As Bill’s team audited the ‘retention project’, they noted that customer web view data was being used without obtaining their consent. By using that data to make offers to the customer, it violated a privacy law. That was a fairly cut and dry case of a governance rule violation, so Bill moved to shut down that data feed. Mary, predictably, wasn’t too pleased. She said shutting down that data flow essentially meant shutting down the project. Bill said ‘but it’s against the law’. And then Mary produced results that showed a 30% improvement in key client retention. Believe it or not, a vigorous debate ensured about the merits of continuing the campaign even though it was in violation of the law!
After thinking it over that night, Bill came up with a different approach. He and the governance team devised a rapid out-reach program to obtain consent from their client base. The consent request was included with another “business as usual” client outreach, and the thinking was it would improve the odds of gaining consent. In the interim, the data governance team had determined that mixing the client web-log data with external data and using it to determine an “average customer retention event” could possibly work, because it wouldn’t violate privacy laws. Bill’s team worked with Mary’s marketing analysts to test the analytics – and the result was the predictions were only -5% less accurate, which was an acceptable deviation. Project ‘retention’ was kept up and running, and yielded very impressive retention results during the interim period in which client consent was gathered.
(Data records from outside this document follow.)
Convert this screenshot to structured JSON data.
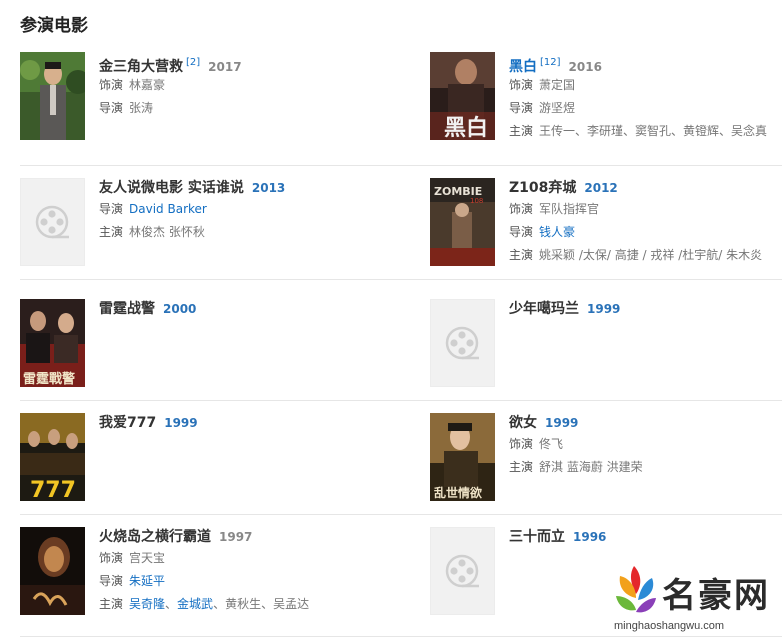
{
  "section_title": "参演电影",
  "rows": [
    {
      "left": {
        "title": "金三角大营救",
        "title_link": false,
        "sup": "[2]",
        "year": "2017",
        "year_style": "gray",
        "meta": [
          {
            "label": "饰演",
            "parts": [
              {
                "text": "林嘉豪",
                "link": false
              }
            ]
          },
          {
            "label": "导演",
            "parts": [
              {
                "text": "张涛",
                "link": false
              }
            ]
          }
        ]
      },
      "right": {
        "title": "黑白",
        "title_link": true,
        "sup": "[12]",
        "year": "2016",
        "year_style": "gray",
        "meta": [
          {
            "label": "饰演",
            "parts": [
              {
                "text": "萧定国",
                "link": false
              }
            ]
          },
          {
            "label": "导演",
            "parts": [
              {
                "text": "游坚煜",
                "link": false
              }
            ]
          },
          {
            "label": "主演",
            "parts": [
              {
                "text": "王传一、李研瑾、窦智孔、黄镫辉、吴念真",
                "link": false
              }
            ]
          }
        ]
      }
    },
    {
      "left": {
        "title": "友人说微电影 实话谁说",
        "title_link": false,
        "sup": "",
        "year": "2013",
        "year_style": "blue",
        "meta": [
          {
            "label": "导演",
            "parts": [
              {
                "text": "David Barker",
                "link": true
              }
            ]
          },
          {
            "label": "主演",
            "parts": [
              {
                "text": "林俊杰 张怀秋",
                "link": false
              }
            ]
          }
        ]
      },
      "right": {
        "title": "Z108弃城",
        "title_link": false,
        "sup": "",
        "year": "2012",
        "year_style": "blue",
        "meta": [
          {
            "label": "饰演",
            "parts": [
              {
                "text": "军队指挥官",
                "link": false
              }
            ]
          },
          {
            "label": "导演",
            "parts": [
              {
                "text": "钱人豪",
                "link": true
              }
            ]
          },
          {
            "label": "主演",
            "parts": [
              {
                "text": "姚采颖 /太保/ 高捷 / 戎祥 /杜宇航/ 朱木炎",
                "link": false
              }
            ]
          }
        ]
      }
    },
    {
      "left": {
        "title": "雷霆战警",
        "title_link": false,
        "sup": "",
        "year": "2000",
        "year_style": "blue",
        "meta": []
      },
      "right": {
        "title": "少年噶玛兰",
        "title_link": false,
        "sup": "",
        "year": "1999",
        "year_style": "blue",
        "meta": []
      }
    },
    {
      "left": {
        "title": "我爱777",
        "title_link": false,
        "sup": "",
        "year": "1999",
        "year_style": "blue",
        "meta": []
      },
      "right": {
        "title": "欲女",
        "title_link": false,
        "sup": "",
        "year": "1999",
        "year_style": "blue",
        "meta": [
          {
            "label": "饰演",
            "parts": [
              {
                "text": "佟飞",
                "link": false
              }
            ]
          },
          {
            "label": "主演",
            "parts": [
              {
                "text": "舒淇 蓝海蔚 洪建荣",
                "link": false
              }
            ]
          }
        ]
      }
    },
    {
      "left": {
        "title": "火烧岛之横行霸道",
        "title_link": false,
        "sup": "",
        "year": "1997",
        "year_style": "gray",
        "meta": [
          {
            "label": "饰演",
            "parts": [
              {
                "text": "宫天宝",
                "link": false
              }
            ]
          },
          {
            "label": "导演",
            "parts": [
              {
                "text": "朱延平",
                "link": true
              }
            ]
          },
          {
            "label": "主演",
            "parts": [
              {
                "text": "吴奇隆",
                "link": true
              },
              {
                "text": "、",
                "link": false
              },
              {
                "text": "金城武",
                "link": true
              },
              {
                "text": "、黄秋生、吴孟达",
                "link": false
              }
            ]
          }
        ]
      },
      "right": {
        "title": "三十而立",
        "title_link": false,
        "sup": "",
        "year": "1996",
        "year_style": "blue",
        "meta": []
      }
    }
  ],
  "poster_texts": {
    "heibai": "黑白",
    "zombie": "ZOMBIE",
    "zombie_sub": "108",
    "leiting": "雷霆戰警",
    "seven": "777",
    "yunu": "乱世情欲"
  },
  "watermark": {
    "name": "名豪网",
    "url": "minghaoshangwu.com"
  }
}
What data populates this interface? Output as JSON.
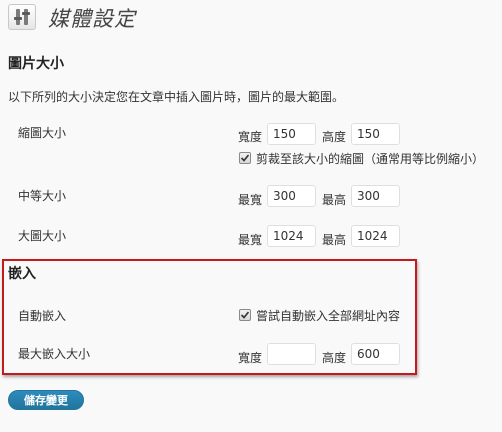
{
  "header": {
    "title": "媒體設定",
    "icon": "media-settings-icon"
  },
  "image_sizes": {
    "section_title": "圖片大小",
    "description": "以下所列的大小決定您在文章中插入圖片時，圖片的最大範圍。",
    "thumbnail": {
      "label": "縮圖大小",
      "width_label": "寬度",
      "width_value": "150",
      "height_label": "高度",
      "height_value": "150",
      "crop_checked": true,
      "crop_label": "剪裁至該大小的縮圖（通常用等比例縮小）"
    },
    "medium": {
      "label": "中等大小",
      "max_width_label": "最寬",
      "max_width_value": "300",
      "max_height_label": "最高",
      "max_height_value": "300"
    },
    "large": {
      "label": "大圖大小",
      "max_width_label": "最寬",
      "max_width_value": "1024",
      "max_height_label": "最高",
      "max_height_value": "1024"
    }
  },
  "embeds": {
    "section_title": "嵌入",
    "auto_embed": {
      "label": "自動嵌入",
      "checked": true,
      "checkbox_label": "嘗試自動嵌入全部網址內容"
    },
    "max_embed": {
      "label": "最大嵌入大小",
      "width_label": "寬度",
      "width_value": "",
      "height_label": "高度",
      "height_value": "600"
    }
  },
  "footer": {
    "save_label": "儲存變更"
  },
  "colors": {
    "highlight_border": "#c5191e",
    "button_bg": "#21759b",
    "page_bg": "#f9f9f9"
  }
}
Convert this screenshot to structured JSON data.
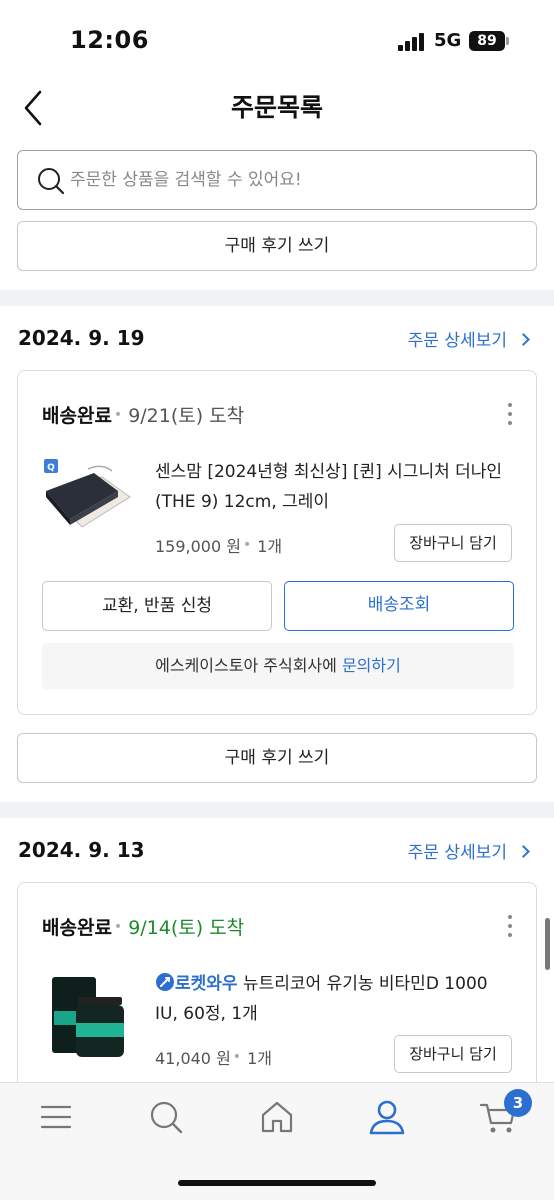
{
  "status_bar": {
    "time": "12:06",
    "network": "5G",
    "battery": "89"
  },
  "header": {
    "title": "주문목록"
  },
  "search": {
    "placeholder": "주문한 상품을 검색할 수 있어요!"
  },
  "review_button": {
    "label": "구매 후기 쓰기"
  },
  "orders": [
    {
      "date": "2024. 9. 19",
      "detail_link": "주문 상세보기",
      "status": "배송완료",
      "arrival": "9/21(토) 도착",
      "arrival_color": "#555555",
      "product_name": "센스맘 [2024년형 최신상] [퀸] 시그니처 더나인 (THE 9) 12cm, 그레이",
      "price": "159,000 원",
      "quantity": "1개",
      "cart_button": "장바구니 담기",
      "exchange_button": "교환, 반품 신청",
      "tracking_button": "배송조회",
      "seller_text": "에스케이스토아 주식회사에 ",
      "inquiry_link": "문의하기",
      "review_button": "구매 후기 쓰기"
    },
    {
      "date": "2024. 9. 13",
      "detail_link": "주문 상세보기",
      "status": "배송완료",
      "arrival": "9/14(토) 도착",
      "arrival_color": "#1f8a2c",
      "badge": "로켓와우",
      "product_name": "뉴트리코어 유기농 비타민D 1000 IU, 60정, 1개",
      "price": "41,040 원",
      "quantity": "1개",
      "cart_button": "장바구니 담기"
    }
  ],
  "bottom_nav": {
    "items": [
      "menu-icon",
      "search-icon",
      "home-icon",
      "user-icon",
      "cart-icon"
    ],
    "active": "user-icon",
    "cart_count": "3"
  },
  "colors": {
    "accent": "#2d6fd1",
    "arrival_green": "#1f8a2c"
  }
}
ABC learned valuable lessons through ‘project retention’. First, they now collaborate on all data-centric projects with Bill and the data governance team to determine the right way to use data while staying in line with governance rules (watch a video on how to manage proactive governance in your organization here). Second, they established a proactive customer consent mechanism to gather a broader reaching set of consents for analytics and marketing purposes. And that’s really the moral of the story. The “bad guy” in this real-life scenario was a lack of process, which unwittingly pitted two employees into a zero-sum game, when they should have been working together towards the same goal. Violating privacy laws and governance rules are significant issues, but are actually the least of your concerns when it comes to governing big data. The real potential downside of ungoverned big data is rework and lost time – which translates into lost customers, lost revenue, and missed opportunities.
For more on how to govern big data proactively, read about Building Confidence in Big Data .